SEVERAL schools in Portmore and Spanish Town, both in St Catherine, remained closed yesterday despite an advisory from the Ministry of Education that the learning institutions reopen.
The institutions, which included St Jago, Spanish Town, Bridgeport, and Cumberland high schools, as well as Gregory Park Primary, decided to keep their doors closed as they were still without water and electricity after the passage of Hurricane Sandy on Wednesday.
"We have no water or light," said principal of Bridgeport High School Ashton Messam.
"Even if we could work without light in the first instance, we can't work without water. Also, there is some water in some classrooms. "
When the Jamaica Observer visited the school yesterday, a team of teachers was pruning damaged trees near the entrance of the premises. Over at Cumberland High, a team comprising teaching and ancillary staff was clearing the school yard of fallen trees and other debris. Vice-principal Michael Brydson said in addition to not having power restored, none of his 1,093 students turned up for school.
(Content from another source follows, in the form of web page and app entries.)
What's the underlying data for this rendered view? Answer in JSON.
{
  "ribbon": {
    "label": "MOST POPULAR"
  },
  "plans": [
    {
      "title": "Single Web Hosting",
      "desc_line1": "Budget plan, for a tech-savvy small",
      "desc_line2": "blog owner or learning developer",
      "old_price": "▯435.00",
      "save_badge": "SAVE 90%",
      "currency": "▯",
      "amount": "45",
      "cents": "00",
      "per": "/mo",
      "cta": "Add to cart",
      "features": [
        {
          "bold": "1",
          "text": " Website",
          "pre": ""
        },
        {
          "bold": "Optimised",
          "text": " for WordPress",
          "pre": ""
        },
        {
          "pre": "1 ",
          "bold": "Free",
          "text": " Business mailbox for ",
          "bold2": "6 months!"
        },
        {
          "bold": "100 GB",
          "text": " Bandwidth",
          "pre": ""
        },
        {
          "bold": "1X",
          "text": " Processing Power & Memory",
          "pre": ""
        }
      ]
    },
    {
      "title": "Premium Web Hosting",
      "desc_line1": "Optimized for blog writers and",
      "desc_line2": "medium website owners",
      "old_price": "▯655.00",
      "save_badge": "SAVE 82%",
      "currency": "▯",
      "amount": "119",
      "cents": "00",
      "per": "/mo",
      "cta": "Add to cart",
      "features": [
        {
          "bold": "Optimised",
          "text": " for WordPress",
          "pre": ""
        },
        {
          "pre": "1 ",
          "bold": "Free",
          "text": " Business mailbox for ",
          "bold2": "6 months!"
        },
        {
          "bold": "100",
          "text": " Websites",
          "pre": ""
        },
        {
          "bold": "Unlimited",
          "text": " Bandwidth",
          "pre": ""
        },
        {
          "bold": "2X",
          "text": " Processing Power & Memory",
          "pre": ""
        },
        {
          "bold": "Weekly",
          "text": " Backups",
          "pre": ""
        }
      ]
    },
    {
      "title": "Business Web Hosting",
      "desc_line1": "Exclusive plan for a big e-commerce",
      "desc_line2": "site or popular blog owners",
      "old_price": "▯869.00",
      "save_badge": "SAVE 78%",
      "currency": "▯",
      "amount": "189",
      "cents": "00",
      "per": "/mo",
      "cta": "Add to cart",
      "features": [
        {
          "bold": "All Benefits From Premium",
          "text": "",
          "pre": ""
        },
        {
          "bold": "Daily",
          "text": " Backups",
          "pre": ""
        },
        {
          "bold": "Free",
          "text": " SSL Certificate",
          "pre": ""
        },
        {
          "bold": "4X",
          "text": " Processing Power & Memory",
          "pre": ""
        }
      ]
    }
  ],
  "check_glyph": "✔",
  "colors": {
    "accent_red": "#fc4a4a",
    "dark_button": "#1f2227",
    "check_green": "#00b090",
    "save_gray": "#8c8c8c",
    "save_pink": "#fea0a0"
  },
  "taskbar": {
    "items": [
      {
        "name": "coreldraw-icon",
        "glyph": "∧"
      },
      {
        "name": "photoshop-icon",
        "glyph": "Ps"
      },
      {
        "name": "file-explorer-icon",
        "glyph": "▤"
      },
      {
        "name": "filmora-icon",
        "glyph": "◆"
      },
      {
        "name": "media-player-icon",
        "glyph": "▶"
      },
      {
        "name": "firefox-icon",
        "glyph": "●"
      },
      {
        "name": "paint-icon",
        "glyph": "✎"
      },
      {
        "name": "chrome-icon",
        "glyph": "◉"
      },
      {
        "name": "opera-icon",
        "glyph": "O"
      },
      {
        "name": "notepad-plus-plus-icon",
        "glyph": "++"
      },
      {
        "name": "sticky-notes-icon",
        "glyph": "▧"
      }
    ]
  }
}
"Although we are picking up debris now, we could have had school... because the only damage is the (fallen) trees," he said.
"We tried to do what we could to secure some stuff before the storm and we had trimmed some of the trees at the beginning of the (hurricane) season," he added, giving reasons Cumberland fared so well.
For its part, Gregory Park Primary, which is the main shelter for the Gregory Park, Christian Gardens, Portmore Villas areas, still housed four of the nine persons who sought shelter there during Sandy's passage.
Schools across the island have been closed since Tuesday afternoon as a result of the threat of Hurricane Sandy, which made landfall about 2:00 pm Wednesday. In a press release issued Thursday evening, the ministry said educational institutions, except for those still being used as shelters and except for those in eastern Jamaica — the worst affected area — were to resume normal operations.
"All schools in the other parishes should resume normal operations (Friday) October 26, once it is safe to do so, and the schools are not being used as shelters," the release said.
Speaking to the number of teaching hours lost to the hurricane, the Bridgeport High head said his school had an edge since it convened its staff meetings and planning sessions for the academic year in August, well ahead of the usual September period.
President of the Jamaica Teachers' Association Clayton Hall said each school would determine on an individual basis how to spread out the required 190 days of school hours.
When he spoke with the Observer last night, he said the association didn't yet have the figures of how many schools reopened as it was still gathering information.
"What we do know, however, is that the schools have been implementing their assessment programmes and workers would have gone in today to prepare for the resumption of school generally on Monday.